For the next two days, Markey tracked Brittany, offering money for information. "I was always two steps behind her," he says, "and then I was one step behind her. I kept getting closer." Finally, a teenager told Markey he had spotted Brittany in front of the main library in downtown Fort Lauderdale.
Markey offered to let Brittany stay with his family. During the next four days, Brittany went boating with Markey. She went out to dinner with his family. She seemed to be settling in. That Saturday, Brittany asked if she could go to the skating rink; some of her friends were going to be there. Since she was doing so well, Markey agreed but asked his son Ryan to accompany her to the rink and keep an eye on her. When Ryan used the restroom, Brittany and two of her pals escaped.
The next time, when Markey found Brittany, he took her to the DCF. As soon as she was checked in, Brittany walked right back out onto the street. That has happened numerous times.
When Brittany ran again on February 12, Markey gave her a choice. He would either seek to have the Baker Act invoked to commit her to a hospital as a danger to herself, or Brittany could stay with her grandmother. Brittany and her grandmother Corsa decided to give it a try.
Everybody was on tenterhooks. On the first day in the Pompano condo, Brittany looked through a drawer where her grandmother used to keep toys. She took out a favorite doll. She colored at the dining room table. She asked to see her mother's ashes. Brittany opened the jar, put her finger in, touched the ashes, and then kissed her finger. "It's you and me now, Grandma," she told Corsa. "We have to take care of each other now."
Corsa says she bought Brittany the cigarettes. "You can't expect her to change overnight," she says. As long as Brittany stayed put, Corsa was willing to overlook a little.
But it was still touch-and-go. When Corsa left to run an errand February 19, Brittany said she wanted to split. "I don't need to be in a home," she said. "I don't need anything. I just want to be left on the street."
By the time her grandmother returned, Brittany was stoked up and ready to go. She told her grandmother that working out at the gym together, playing cards, and going out to dinner bored her. She said she wanted to be on the street with her friends.
"What would your mother say?" Corsa asked. Brittany looked skyward. "Sorry, Mom, but you're gone."
The street wasn't so bad, she argued. She ate better with her street friends than she did at her grandmother's home.
Corsa had had enough. "Oh yeah!" she shouted. "No wonder you want to be on the street!
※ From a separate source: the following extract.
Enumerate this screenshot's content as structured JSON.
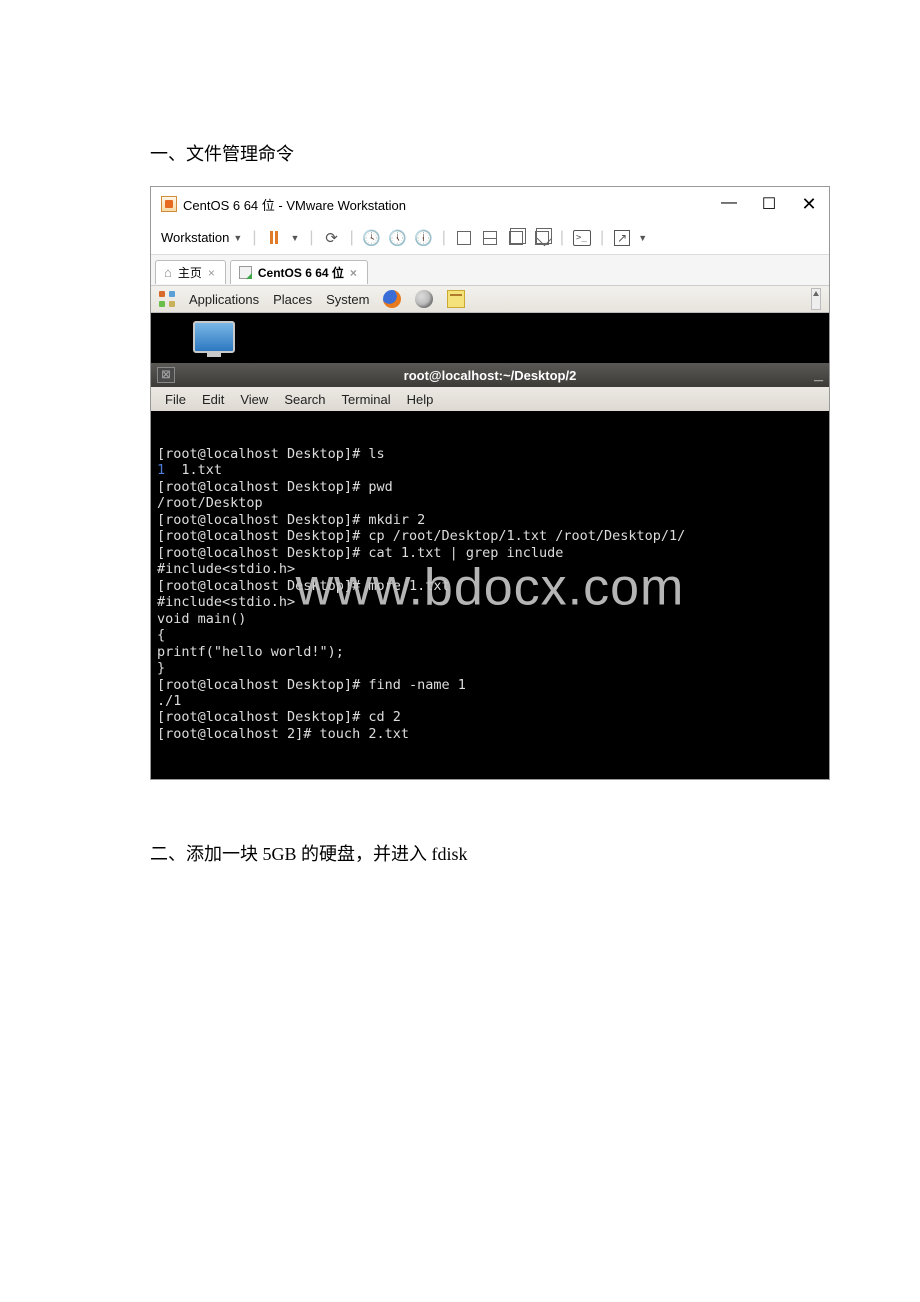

It's such a wonderful life. I'm not going to keep you here, Brittany. You want to leave, fine."
But Corsa notified DCF, which sent a crisis intervention team, and Brittany settled down.
Last Friday, Brittany split once again. On Monday, Markey found her down at the bus station. As he walked up, Brittany was telling friends about spending the weekend with a 23-year-old telemarketer named Richard.
Markey bundled her into his car and headed to Memorial Hospital, where she was placed under observation. In the psychiatric room, a staff member asked Brittany why she kept running. "What is it you want us to do for you, Brittany?" the woman asked. "What do you need?"
Brittany stuck her thumb in her mouth.
Get the This Week's Top Stories Newsletter
Every week we collect the latest news, music and arts stories — along with film and food reviews and the best things to do this week — so that you'll never miss New Times Broward-Palm Beach's biggest stories.